Even if you think that all the above were newsworthy stories, and there is certainly an argument that they are, the fact that a young English player has now issued a statement to ask for privacy while he battles his personal issues might be better taken seriously. Rather than, y’know, using a piece of your national newspaper column to mock him.
Mediawatch is all for fun. Hey, only yesterday we pulled out that bottle from the desk drawer and sat alone, contemplating football and life, life and football. What fun. Feel the fun.
Yet we don’t think it’s too curmudgeonly (what, us? never) to sigh at the dumbing down of football in the media, all in a bid for clicks.
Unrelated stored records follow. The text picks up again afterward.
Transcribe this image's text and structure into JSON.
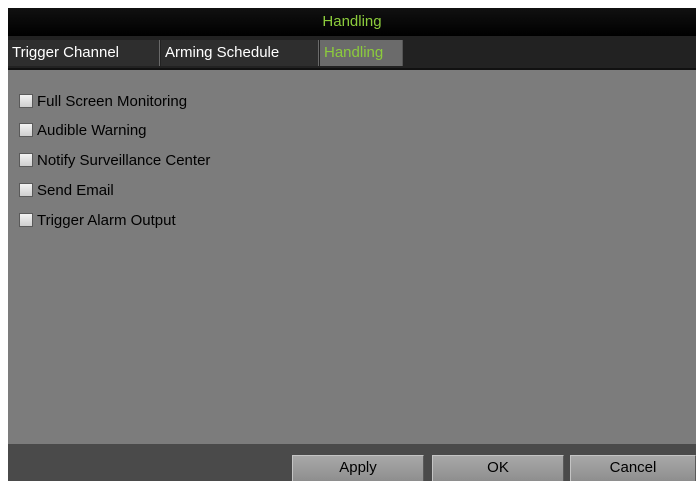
{
  "window": {
    "title": "Handling"
  },
  "tabs": [
    {
      "label": "Trigger Channel"
    },
    {
      "label": "Arming Schedule"
    },
    {
      "label": "Handling"
    }
  ],
  "active_tab": "Handling",
  "options": [
    {
      "label": "Full Screen Monitoring",
      "checked": false
    },
    {
      "label": "Audible Warning",
      "checked": false
    },
    {
      "label": "Notify Surveillance Center",
      "checked": false
    },
    {
      "label": "Send Email",
      "checked": false
    },
    {
      "label": "Trigger Alarm Output",
      "checked": false
    }
  ],
  "buttons": {
    "apply": "Apply",
    "ok": "OK",
    "cancel": "Cancel"
  },
  "colors": {
    "title_text": "#8ccc3c",
    "panel_bg": "#7c7c7c",
    "active_tab_text": "#8ccc3c"
  }
}
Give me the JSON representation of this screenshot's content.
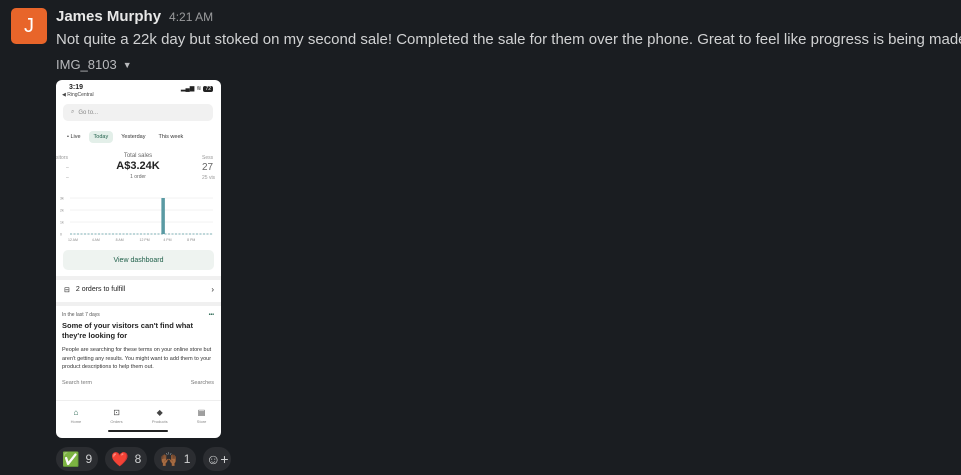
{
  "message": {
    "avatar_letter": "J",
    "avatar_color": "#e8652a",
    "author": "James Murphy",
    "time": "4:21 AM",
    "text": "Not quite a 22k day but stoked on my second sale! Completed the sale for them over the phone. Great to feel like progress is being made",
    "attachment_name": "IMG_8103"
  },
  "screenshot": {
    "status_time": "3:19",
    "back_label": "◀ RingCentral",
    "battery": "72",
    "search_placeholder": "Go to...",
    "tabs": [
      "• Live",
      "Today",
      "Yesterday",
      "This week"
    ],
    "active_tab": "Today",
    "stat_left": {
      "label": "sitors",
      "value": "–",
      "sub": "–"
    },
    "stat_mid": {
      "label": "Total sales",
      "value": "A$3.24K",
      "sub": "1 order"
    },
    "stat_right": {
      "label": "Sess",
      "value": "27",
      "sub": "25 vis"
    },
    "chart_data": {
      "type": "bar",
      "y_ticks": [
        "3k",
        "2k",
        "1k",
        "0"
      ],
      "x_ticks": [
        "12 AM",
        "4 AM",
        "8 AM",
        "12 PM",
        "4 PM",
        "8 PM"
      ],
      "categories": [
        "12 AM",
        "1 AM",
        "2 AM",
        "3 AM",
        "4 AM",
        "5 AM",
        "6 AM",
        "7 AM",
        "8 AM",
        "9 AM",
        "10 AM",
        "11 AM",
        "12 PM",
        "1 PM",
        "2 PM",
        "3 PM",
        "4 PM",
        "5 PM",
        "6 PM",
        "7 PM",
        "8 PM",
        "9 PM",
        "10 PM",
        "11 PM"
      ],
      "values": [
        0,
        0,
        0,
        0,
        0,
        0,
        0,
        0,
        0,
        0,
        0,
        0,
        0,
        0,
        0,
        3240,
        0,
        0,
        0,
        0,
        0,
        0,
        0,
        0
      ],
      "ylim": [
        0,
        3000
      ],
      "bar_color": "#5a9aa3"
    },
    "dashboard_button": "View dashboard",
    "orders_label": "2 orders to fulfill",
    "insight": {
      "period": "In the last 7 days",
      "menu": "•••",
      "title": "Some of your visitors can't find what they're looking for",
      "body": "People are searching for these terms on your online store but aren't getting any results. You might want to add them to your product descriptions to help them out.",
      "col_left": "Search term",
      "col_right": "Searches"
    },
    "nav": [
      {
        "label": "Home",
        "icon": "home-icon"
      },
      {
        "label": "Orders",
        "icon": "orders-icon"
      },
      {
        "label": "Products",
        "icon": "tag-icon"
      },
      {
        "label": "Store",
        "icon": "store-icon"
      }
    ]
  },
  "reactions": [
    {
      "emoji": "✅",
      "name": "white-check-mark",
      "count": "9"
    },
    {
      "emoji": "❤️",
      "name": "heart",
      "count": "8"
    },
    {
      "emoji": "🙌🏾",
      "name": "raised-hands",
      "count": "1"
    }
  ],
  "add_reaction_icon": "add-emoji-icon"
}
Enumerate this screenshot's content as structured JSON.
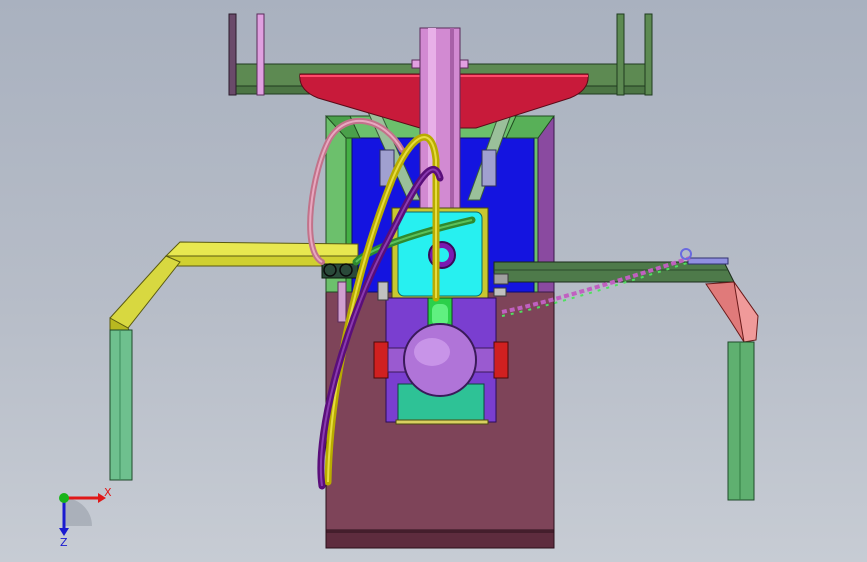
{
  "viewport": {
    "background_top": "#a9b1bf",
    "background_bottom": "#c7ccd4"
  },
  "triad": {
    "x_label": "X",
    "z_label": "Z",
    "x_color": "#e01818",
    "y_color": "#19b419",
    "z_color": "#1a1ad0"
  },
  "colors": {
    "top_frame": "#5d8a52",
    "hopper": "#c81a3a",
    "mast": "#d28ad2",
    "body": "#7e4459",
    "cabinet": "#1414e0",
    "cabinet_frame": "#6cc06c",
    "cabinet_side": "#8a4aa0",
    "cyan_block": "#27f0f0",
    "lower_panel": "#7a3ed0",
    "green_block": "#2ec296",
    "motor": "#b074d8",
    "left_arm": "#e0e040",
    "left_leg": "#6ec08e",
    "right_arm": "#4e7a4a",
    "right_leg": "#5fb070",
    "right_brace": "#e07a7a",
    "hose_yellow": "#b8ac00",
    "hose_purple": "#5a0e7a",
    "hose_pink": "#c2728a",
    "hose_green": "#2f8a2f",
    "chain": "#c060c0"
  }
}
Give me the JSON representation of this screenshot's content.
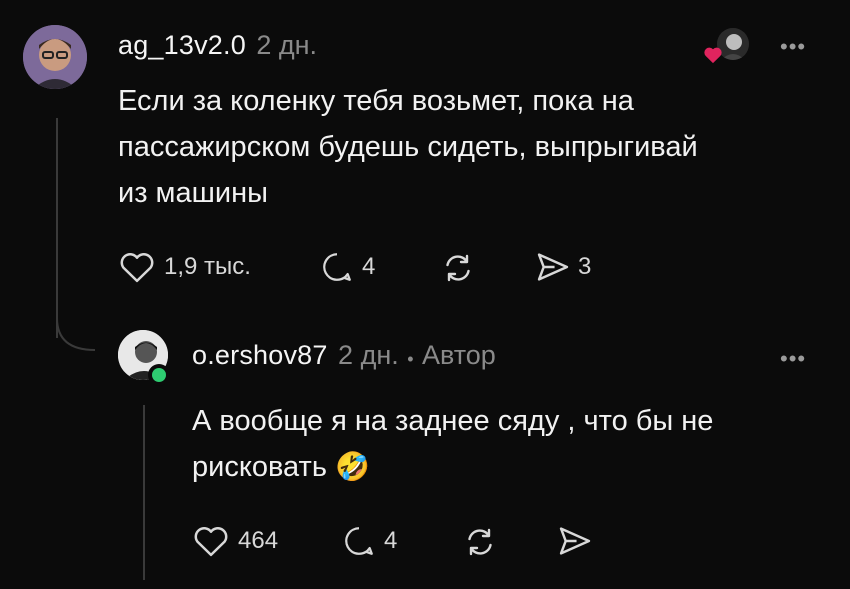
{
  "comment": {
    "username": "ag_13v2.0",
    "age": "2 дн.",
    "text_line1": "Если за коленку тебя возьмет, пока на",
    "text_line2": "пассажирском будешь сидеть, выпрыгивай",
    "text_line3": "из машины",
    "likes": "1,9 тыс.",
    "replies": "4",
    "shares": "3"
  },
  "reply": {
    "username": "o.ershov87",
    "age": "2 дн.",
    "separator": "•",
    "author_badge": "Автор",
    "text_line1": "А вообще я на заднее сяду , что бы не",
    "text_line2": "рисковать",
    "emoji": "🤣",
    "likes": "464",
    "replies": "4"
  },
  "colors": {
    "background": "#0b0b0b",
    "heart_badge": "#e0245e",
    "online_dot": "#2ecc71"
  },
  "icons": [
    "heart-icon",
    "comment-icon",
    "repost-icon",
    "send-icon",
    "more-icon"
  ]
}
Take this from Sky Sports on Tuesday morning:
‘It might have been more than three weeks since Halloween, but there was a spooky sight for viewers watching the Monday Night Football between West Brom and Burnley. As Johann Berg Gudmundsson stepped up to take a corner during Sean Dyche’s side’s 4-0 defeat at The Hawthorns, many people spotted something peculiar in the background.
‘As two ballboys sat watching the Icelandic international preparing to take the set piece, it seemed the one on the left didn’t have a face. The unusual episode led to a barrage of tweets about the mysterious ballboy – particularly as the one on the right carried on conversing with him as normal.’
The last sentence floored Mediawatch, because it tries to add credence to the idea that it might actually have been a faceless boy.
‘On a night when little went right for visiting manager Dyche and his team, it was a light-hearted moment which would surely have made even the Burnley boss smile when he heard about it after the match.’
Aaand link it back to actual football. Textbook.
Reminder: One SporfLAD account is plenty enough to go round.
Laboured gag of the day
‘Riyad Mahrez was so red-hot last season that he was nominated for the Ballon D’Or – this season he can hardly hit a barn door’ – James Nursey, Daily Mirror. We didn’t say we didn’t like it.
Recommended reading of the day
Archie Rhind-Tutt with Oliver Burke.
Barney Ronay on Antonio Conte.
Gregg Bakowski on footballers explaining how they do what they do.